The permanent collections are fewer than 350 works but, nonetheless, comprise many important works including the only Michelangelo in the America’s which happens to be his first known work, The Torment of Saint Anthony. A recent rediscovery includes a painting of a church interior brought to the museum by Mac Shafer of Mineral Wells, Texas. The painting turned out to be a rare oil sketch of San Ambrogio, Milan by Richard Parkes Bonington (1802-1828). Also, if you are a Monet fan, you won’t want to miss the amazing exhibit Monet: The Early Years from October 16th to January 29th.
Just a bit south of the Kimbell is the Amon Carter Museum of American Art that is named after the creator and publisher of the Fort Worth Star-Telegram. For six decades this museum has connected visitors with American art.
The Amon Carter is one of the largest repositories of American photography. This unique museum offers lectures by visiting artists and scholars and a variety of family events and children’s programs for both indoor and outdoor activities. You’ll find a multitude of illustrated books, photographs, sculptures, works on paper and paintings to enthrall you for hours. The docents are ready and eager to enlighten you and answer questions, so don’t feel as though you need be an expert.
Nearby you’ll find the oldest museum in Texas, the Modern Art Museum. The art presented, collected and interpreted here depicts media developments post-World War II. Plan a good chunk of time to view their over 3,000 objects that represent everything from abstract expressionism to pop and minimalism. Their film series is especially enjoyable to me. Recently my German-speaking club viewed the stunning movie The Lives of Others, part of their "Art of Espionage" film series. After the movie one can find plenty of restaurants nearby, however, the Café Modern on location presents a stunning view of the reflection pond and dramatic landscaping. The sleek silver trees reach towards each other in a dramatic human-like gesture. This is a soothing place to digest the exquisite backdrop of Tadao Ando’s architecture.
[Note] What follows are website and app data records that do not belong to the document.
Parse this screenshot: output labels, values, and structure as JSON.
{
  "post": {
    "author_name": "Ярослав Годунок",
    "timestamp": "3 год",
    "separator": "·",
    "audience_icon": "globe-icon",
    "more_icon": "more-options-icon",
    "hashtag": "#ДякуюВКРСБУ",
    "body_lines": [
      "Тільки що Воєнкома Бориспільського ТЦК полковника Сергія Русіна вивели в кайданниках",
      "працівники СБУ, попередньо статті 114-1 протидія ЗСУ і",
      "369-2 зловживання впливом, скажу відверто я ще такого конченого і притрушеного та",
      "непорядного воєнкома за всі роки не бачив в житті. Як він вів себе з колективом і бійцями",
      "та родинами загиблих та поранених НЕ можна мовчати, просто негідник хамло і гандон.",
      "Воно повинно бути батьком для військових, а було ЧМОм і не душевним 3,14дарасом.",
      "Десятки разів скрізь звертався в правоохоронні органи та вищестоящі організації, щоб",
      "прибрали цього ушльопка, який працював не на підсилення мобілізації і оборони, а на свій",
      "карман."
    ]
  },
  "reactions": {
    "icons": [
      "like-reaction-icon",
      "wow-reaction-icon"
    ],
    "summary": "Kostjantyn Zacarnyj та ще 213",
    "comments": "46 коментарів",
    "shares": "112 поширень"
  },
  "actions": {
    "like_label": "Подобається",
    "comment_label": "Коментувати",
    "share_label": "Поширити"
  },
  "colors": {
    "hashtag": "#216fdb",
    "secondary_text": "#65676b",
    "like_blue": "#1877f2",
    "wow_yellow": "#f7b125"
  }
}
The Chamber Music Society and Fort Worth Opera present excellent musical programs here and the first Friday of each month is simply thee place to be! The Star-Telegram, the Modern, and Café Modern collaborate to offer live music and cocktails in the museum's Grand Lobby from 5-8 p.m.
Also in close proximity—the Museum of Science and History is a plethora of fun family activities with the Omni IMAX Theater and the amazing Noble Planetarium that brings the first Zeiss-manufactured hybrid planetarium system – an immersive all-dome video combined with a fiber optic dual-hemisphere star projector to see more than 7,000 stars. The exhibit area provides large screens with views of the sun and downlinks that provide the latest information from the Hubble Telescope. The planetarium shares space with the Cattle Raisers Museum and programs with the Cattle Raisers’ introductory presentation, such as “Thundering Herd.” The Children’s Museum targets the very young audience and features live reptiles and amphibians as a central element. Kids can dig for dinos indoors or splash in water play stations in the outdoor experience.
Whether your taste in art is Monet or buffalos, Fort Worth's abundance of museums will surely satiate your creative appetite.